Amy starts learning Chinese and makes amends for her rudeness. If you do not believe the pain I feel for these people, then picture this: Her mother has high expectations and expects Vanessa to become a doctor, following in the footsteps of her cousin David who gained the perfect score of It gives her a sense of pride as boasts to her friends.
For what purpose do they want these things? But I yet marvel at the heart that these kids have to strive so hard for a goal that is not their own. As far as my up-bringing goes, all that she described would have been praised, with the exception of a certain wardrobe incident and its origins.
Although this gives her confidence as she grows up, she lacked the insight and maturity to cope with the discrimination at an early age. Joy recalls her difficulties withstanding peer pressure because she was young and vulnerable.
In her short story, Diem gives an insight into life in a Vietnamese family. She realizes that without a knowledge of Mandarin she is not truly able to appreciate her Chinese background and lacks firm and meaningful roots to her past and to her parents.
It comes at a high price. Often these are not appropriate in the new country, because of its views, values and customs. Many migrants who come to a new country such as Australia have to sacrifice many of their traditions.
Like so many of these migrants, I have discovered that there are numerous costs in trying to conform to a new culture and society. However, the sacrifice is not all ours.
I have learnt to sacrifice my goals of become a basketball star, and am working hard to become a doctor instead. She tried hard to put all she could back into the family, when many just take their parents for granted.
As she matures, Joy realises that racist taunts should not be experienced personally but are more of a reflection of the perpetrator. Such parents feel as if they have lost their authority and have sacrificed their relationship with their children. For me, it is a balancing act that I have grown accustomed to.
Many Asian parents do not understand their children and have no empathy for their struggles and need to find a voice and a new sense of self in the new culture.
It reminds her of kindergarten. Interview with Joy Hopwood Joy Hopwood was the first regular Asian-Australian presenter on Playschool and now runs her own production company.
I consider myself mediocre compared to them. He feels excluded from the Australian myth perpetuated by public figures such as Dr Brendan Nelson who draws attention to John Simpson Kirkpatrick as an emblem of the Australian identity.
I can do nothing practical, but I can share this: He is victimized and persecuted in the playground to such an extent that he feels emotionally violated and humiliated. Even when I think I am studying hard, I realize I am never studying as hard as they are. Luckily, I do not feel as restricted as many children of migrants.about Growing up Asian in Australia and download comp - limentary teaching notes for, identity&andhow&they&canbelong.&Some&share&memories&of&being&isolated&from&two& experiences&of&what&it&has&been&liketo&grow&up&in&Australia.&Invite&willing&students.

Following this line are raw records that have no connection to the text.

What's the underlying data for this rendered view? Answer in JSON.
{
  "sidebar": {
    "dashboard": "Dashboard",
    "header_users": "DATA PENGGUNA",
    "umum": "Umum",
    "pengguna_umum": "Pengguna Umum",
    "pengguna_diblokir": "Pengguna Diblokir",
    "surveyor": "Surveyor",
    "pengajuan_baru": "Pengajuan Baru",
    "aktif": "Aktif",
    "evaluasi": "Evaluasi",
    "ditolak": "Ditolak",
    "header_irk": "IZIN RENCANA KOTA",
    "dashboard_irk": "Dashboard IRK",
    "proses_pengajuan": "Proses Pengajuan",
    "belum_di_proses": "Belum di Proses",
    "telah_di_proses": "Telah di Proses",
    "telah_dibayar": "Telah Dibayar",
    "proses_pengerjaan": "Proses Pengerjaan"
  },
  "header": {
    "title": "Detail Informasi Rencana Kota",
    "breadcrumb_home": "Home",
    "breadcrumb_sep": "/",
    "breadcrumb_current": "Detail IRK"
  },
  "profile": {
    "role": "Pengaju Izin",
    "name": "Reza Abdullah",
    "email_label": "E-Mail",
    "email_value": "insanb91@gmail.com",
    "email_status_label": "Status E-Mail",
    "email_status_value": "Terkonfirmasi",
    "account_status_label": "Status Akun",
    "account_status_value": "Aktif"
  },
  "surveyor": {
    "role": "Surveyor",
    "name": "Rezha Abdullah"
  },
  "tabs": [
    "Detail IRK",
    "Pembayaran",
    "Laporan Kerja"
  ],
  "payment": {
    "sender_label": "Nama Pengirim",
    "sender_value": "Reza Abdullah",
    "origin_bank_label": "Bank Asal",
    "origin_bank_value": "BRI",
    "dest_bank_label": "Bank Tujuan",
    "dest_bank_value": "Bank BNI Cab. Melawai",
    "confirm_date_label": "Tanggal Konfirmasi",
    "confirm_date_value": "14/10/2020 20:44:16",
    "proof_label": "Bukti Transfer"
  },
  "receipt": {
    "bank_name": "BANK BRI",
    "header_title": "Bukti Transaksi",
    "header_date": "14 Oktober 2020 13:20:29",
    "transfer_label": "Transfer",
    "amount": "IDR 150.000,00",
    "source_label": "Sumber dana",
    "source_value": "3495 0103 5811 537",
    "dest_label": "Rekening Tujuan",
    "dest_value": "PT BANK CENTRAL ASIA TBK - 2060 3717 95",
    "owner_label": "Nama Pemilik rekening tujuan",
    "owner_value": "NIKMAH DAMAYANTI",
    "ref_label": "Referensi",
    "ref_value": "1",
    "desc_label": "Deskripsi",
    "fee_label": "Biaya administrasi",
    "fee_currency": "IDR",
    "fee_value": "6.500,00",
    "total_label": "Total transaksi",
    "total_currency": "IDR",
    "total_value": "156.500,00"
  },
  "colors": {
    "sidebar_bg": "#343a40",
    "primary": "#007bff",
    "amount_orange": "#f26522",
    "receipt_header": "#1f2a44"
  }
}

Alice Pung's edited volume ~'Growing Up Asian in Australia~' raises important questions about race and identity. This lesson offers some essay topics that will help your students think critically about the book and the writing within it.
Nov 03, · CONTEXT: Identity and belonging - Growing Up Asian In Australia CONTEXT: Identity and belonging - Growing Up Asian In Australia (Read times) Tweet Share.
0 Members and 1 Guest are viewing this topic. I forgot to specify what text I am doing for context up the top, but wrote it in the essay. Does it matter. «Last Edit: November.
Growing up asian in australia identity essay. 3 days ago.
Reader that are a topic causes any controversial college students. Works. Magazines for writing a discussion. Member of The Wedding, to the various struggles of the contributors in Growing Up Asian in Australia who are constantly comparing themselves with their Anglo peers, to the metaphors Dawe creates in his poetry which hold up powerful images that compare things like ants, or football supporters, to the elements of life and identity.
They most commonly emerge from experiences and notions of identity, relationships, acceptance and understanding.
The personal aspect extends the sense of belonging. It is created though various ways in the text of “Growing up Asian in Australia” edited by Alice Pung.
The text has a wide range of ideas on how belonging is being conveyed though the experiences and notion of identity, relationships.Download